*** Opening Dataset extract ***
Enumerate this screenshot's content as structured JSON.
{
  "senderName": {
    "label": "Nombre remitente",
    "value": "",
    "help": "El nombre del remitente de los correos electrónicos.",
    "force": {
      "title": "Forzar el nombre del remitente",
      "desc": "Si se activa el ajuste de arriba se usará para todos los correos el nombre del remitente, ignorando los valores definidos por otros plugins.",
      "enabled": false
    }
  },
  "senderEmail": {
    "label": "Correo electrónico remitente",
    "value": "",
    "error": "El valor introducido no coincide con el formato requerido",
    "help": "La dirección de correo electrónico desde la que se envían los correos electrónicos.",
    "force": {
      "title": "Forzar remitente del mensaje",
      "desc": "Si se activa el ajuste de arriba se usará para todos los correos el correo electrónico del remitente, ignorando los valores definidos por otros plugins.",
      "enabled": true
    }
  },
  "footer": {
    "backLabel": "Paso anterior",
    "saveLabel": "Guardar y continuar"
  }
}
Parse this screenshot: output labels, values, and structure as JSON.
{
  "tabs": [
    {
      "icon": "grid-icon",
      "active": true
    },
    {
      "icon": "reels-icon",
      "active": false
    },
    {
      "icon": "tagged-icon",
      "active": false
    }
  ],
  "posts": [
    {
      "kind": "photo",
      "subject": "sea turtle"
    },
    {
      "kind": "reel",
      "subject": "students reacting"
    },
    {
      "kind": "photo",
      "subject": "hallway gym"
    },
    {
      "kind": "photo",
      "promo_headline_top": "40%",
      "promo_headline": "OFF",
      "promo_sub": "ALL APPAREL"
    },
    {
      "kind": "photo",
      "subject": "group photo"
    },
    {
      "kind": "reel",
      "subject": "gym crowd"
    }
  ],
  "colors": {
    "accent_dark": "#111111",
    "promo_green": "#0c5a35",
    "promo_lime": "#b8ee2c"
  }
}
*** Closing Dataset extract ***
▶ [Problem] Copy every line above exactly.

▶ [Exercise output]
Enumerate this screenshot's content as structured JSON.
{
  "senderName": {
    "label": "Nombre remitente",
    "value": "",
    "help": "El nombre del remitente de los correos electrónicos.",
    "force": {
      "title": "Forzar el nombre del remitente",
      "desc": "Si se activa el ajuste de arriba se usará para todos los correos el nombre del remitente, ignorando los valores definidos por otros plugins.",
      "enabled": false
    }
  },
  "senderEmail": {
    "label": "Correo electrónico remitente",
    "value": "",
    "error": "El valor introducido no coincide con el formato requerido",
    "help": "La dirección de correo electrónico desde la que se envían los correos electrónicos.",
    "force": {
      "title": "Forzar remitente del mensaje",
      "desc": "Si se activa el ajuste de arriba se usará para todos los correos el correo electrónico del remitente, ignorando los valores definidos por otros plugins.",
      "enabled": true
    }
  },
  "footer": {
    "backLabel": "Paso anterior",
    "saveLabel": "Guardar y continuar"
  }
}
Parse this screenshot: output labels, values, and structure as JSON.
{
  "tabs": [
    {
      "icon": "grid-icon",
      "active": true
    },
    {
      "icon": "reels-icon",
      "active": false
    },
    {
      "icon": "tagged-icon",
      "active": false
    }
  ],
  "posts": [
    {
      "kind": "photo",
      "subject": "sea turtle"
    },
    {
      "kind": "reel",
      "subject": "students reacting"
    },
    {
      "kind": "photo",
      "subject": "hallway gym"
    },
    {
      "kind": "photo",
      "promo_headline_top": "40%",
      "promo_headline": "OFF",
      "promo_sub": "ALL APPAREL"
    },
    {
      "kind": "photo",
      "subject": "group photo"
    },
    {
      "kind": "reel",
      "subject": "gym crowd"
    }
  ],
  "colors": {
    "accent_dark": "#111111",
    "promo_green": "#0c5a35",
    "promo_lime": "#b8ee2c"
  }
}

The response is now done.